Cleaning those violations up with strict cyber hygiene denies attackers a form of low-hanging fruit they typically leverage to evade security agents and hop to other devices.
Next, deceptions are deployed directly on the endpoints to make it difficult for attackers to move laterally undetected. When the attacker makes an incorrect decision and engages a deception, an alert is triggered and telemetry on attacker activities are collected directly from the endpoint where the attacker is interacting with a deceptive story – in a sub-second context.
There are also typically questions and concerns about ease of deployment and deception techniques. For deployment, we leverage existing endpoint management tools like SCCM to automate the initial install and regular updates. When many hear deception, they think honeypots and the challenges and limitations that come with them. These challenges include the correct observation that honeypots are poor at threat detection, and are often relegated to collecting threat intelligence on the rare occasion an attacker operates within a honeypot.
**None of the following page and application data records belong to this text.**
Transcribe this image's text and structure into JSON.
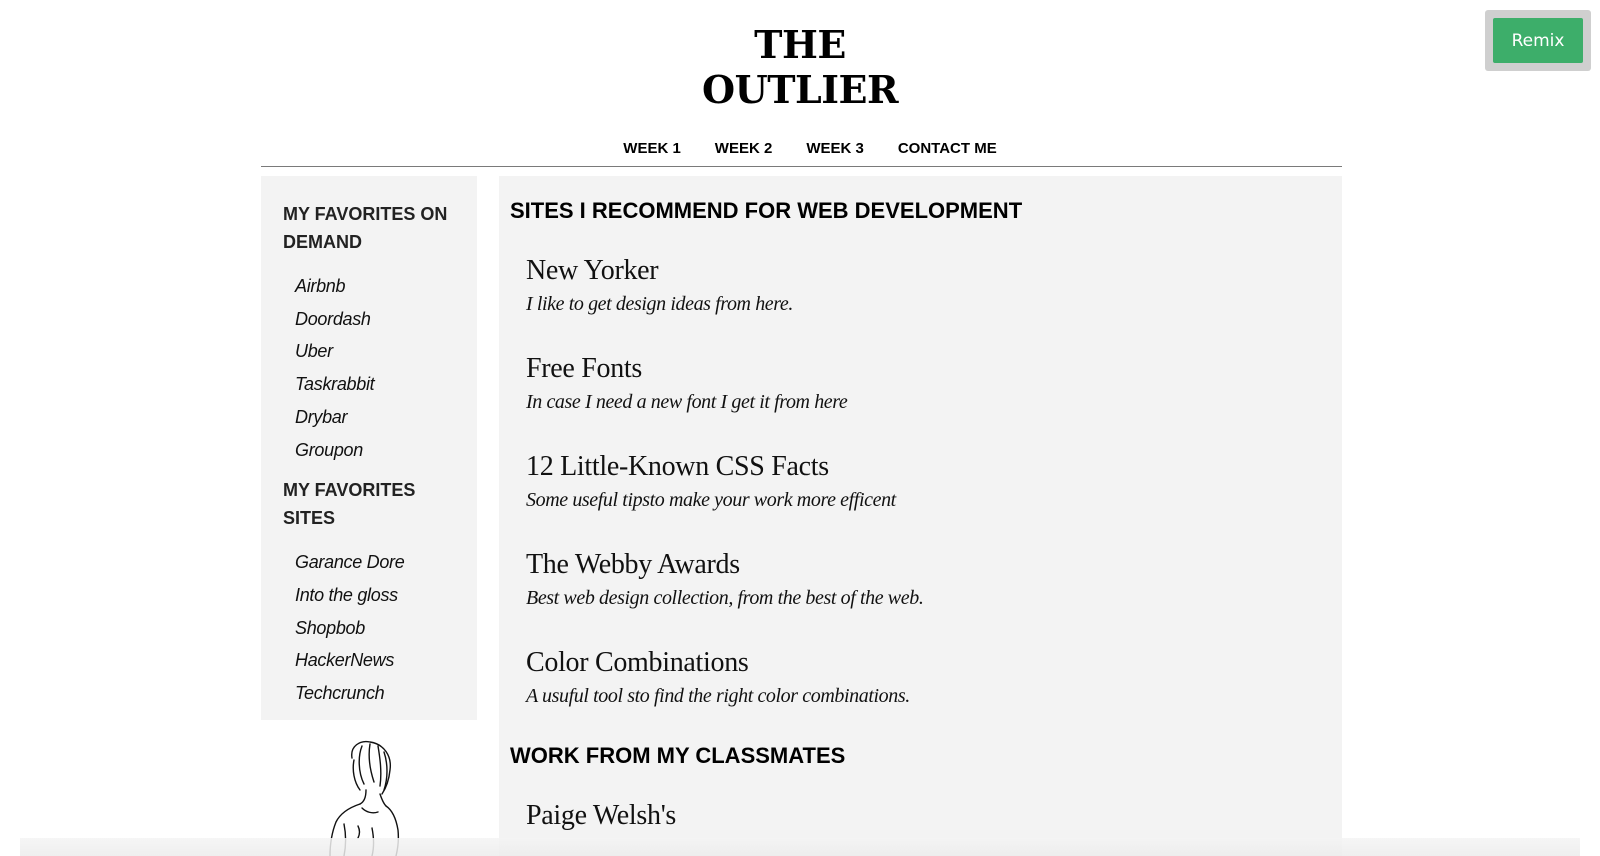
{
  "remix_label": "Remix",
  "site_title": {
    "line1": "THE",
    "line2": "OUTLIER"
  },
  "nav": [
    "WEEK 1",
    "WEEK 2",
    "WEEK 3",
    "CONTACT ME"
  ],
  "sidebar": {
    "sections": [
      {
        "heading": "MY FAVORITES ON DEMAND",
        "items": [
          "Airbnb",
          "Doordash",
          "Uber",
          "Taskrabbit",
          "Drybar",
          "Groupon"
        ]
      },
      {
        "heading": "MY FAVORITES SITES",
        "items": [
          "Garance Dore",
          "Into the gloss",
          "Shopbob",
          "HackerNews",
          "Techcrunch"
        ]
      }
    ]
  },
  "main": {
    "section1_heading": "SITES I RECOMMEND FOR WEB DEVELOPMENT",
    "entries": [
      {
        "title": "New Yorker",
        "desc": "I like to get design ideas from here."
      },
      {
        "title": "Free Fonts",
        "desc": "In case I need a new font I get it from here"
      },
      {
        "title": "12 Little-Known CSS Facts",
        "desc": "Some useful tipsto make your work more efficent"
      },
      {
        "title": "The Webby Awards",
        "desc": "Best web design collection, from the best of the web."
      },
      {
        "title": "Color Combinations",
        "desc": "A usuful tool sto find the right color combinations."
      }
    ],
    "section2_heading": "WORK FROM MY CLASSMATES",
    "classmates": [
      {
        "title": "Paige Welsh's"
      }
    ]
  }
}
Illusive’s next generation deception architecture does not rely on successful lateral movement to a honeypot, rather multiple deceptive authentic stories are deployed to, and maintained for, each endpoint. When an attacker engages a deception to see if it connects or authenticates, regardless of the result, information is collected directly from that source endpoint immediately. There is no need to entice the attacker to move to the honeypot to collect data on their behavior. The benefit of this approach is obvious when you consider the possible scale of these deceptive environments. For example, we have customers with 100,000 endpoints and over 2,000,000 deceptions deployed. When an attacker establishes a beachhead and attempts to move laterally, 95% of their possible options are deceptive and will trigger an alert. That creates an environment that is much more hostile to the attacker. Vetting over 2 million choices takes a lot of time and slows attackers to a crawl.
Hopefully, this description shows you that outfitting the Blue Team with Illusive Active Defense can change the prevailing attitude that accepts Blue Team defeat as normal. Additionally, it offers insight into how organizations use their Red Team exercise to validate the efficacy of Illusive Active Defense to fill their lateral movement detection gap exploited by ransomware, nation-state, and insider threats.
One final note: Illusive Active Defense defeated the FireEye Red Team, the same Red Team the FireEye CEO said succeeds 90% of the time.